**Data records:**
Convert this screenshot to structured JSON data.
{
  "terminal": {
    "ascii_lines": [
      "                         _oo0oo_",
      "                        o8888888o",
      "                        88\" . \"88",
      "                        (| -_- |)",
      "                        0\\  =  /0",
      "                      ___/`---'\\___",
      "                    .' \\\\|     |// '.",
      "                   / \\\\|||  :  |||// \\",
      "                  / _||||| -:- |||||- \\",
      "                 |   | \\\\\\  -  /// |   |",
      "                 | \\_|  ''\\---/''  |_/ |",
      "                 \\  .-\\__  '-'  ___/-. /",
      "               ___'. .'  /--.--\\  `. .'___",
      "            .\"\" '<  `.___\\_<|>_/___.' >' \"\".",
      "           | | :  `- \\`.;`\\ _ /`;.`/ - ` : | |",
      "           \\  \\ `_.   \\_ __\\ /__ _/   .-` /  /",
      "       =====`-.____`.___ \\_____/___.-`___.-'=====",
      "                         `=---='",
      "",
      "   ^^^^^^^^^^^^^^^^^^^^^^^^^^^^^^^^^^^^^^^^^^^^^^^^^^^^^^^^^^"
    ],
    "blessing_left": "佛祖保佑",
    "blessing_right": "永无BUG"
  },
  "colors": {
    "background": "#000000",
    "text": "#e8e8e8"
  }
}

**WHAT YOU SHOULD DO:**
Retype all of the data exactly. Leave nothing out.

**YOUR SOLUTION:**
Convert this screenshot to structured JSON data.
{
  "terminal": {
    "ascii_lines": [
      "                         _oo0oo_",
      "                        o8888888o",
      "                        88\" . \"88",
      "                        (| -_- |)",
      "                        0\\  =  /0",
      "                      ___/`---'\\___",
      "                    .' \\\\|     |// '.",
      "                   / \\\\|||  :  |||// \\",
      "                  / _||||| -:- |||||- \\",
      "                 |   | \\\\\\  -  /// |   |",
      "                 | \\_|  ''\\---/''  |_/ |",
      "                 \\  .-\\__  '-'  ___/-. /",
      "               ___'. .'  /--.--\\  `. .'___",
      "            .\"\" '<  `.___\\_<|>_/___.' >' \"\".",
      "           | | :  `- \\`.;`\\ _ /`;.`/ - ` : | |",
      "           \\  \\ `_.   \\_ __\\ /__ _/   .-` /  /",
      "       =====`-.____`.___ \\_____/___.-`___.-'=====",
      "                         `=---='",
      "",
      "   ^^^^^^^^^^^^^^^^^^^^^^^^^^^^^^^^^^^^^^^^^^^^^^^^^^^^^^^^^^"
    ],
    "blessing_left": "佛祖保佑",
    "blessing_right": "永无BUG"
  },
  "colors": {
    "background": "#000000",
    "text": "#e8e8e8"
  }
}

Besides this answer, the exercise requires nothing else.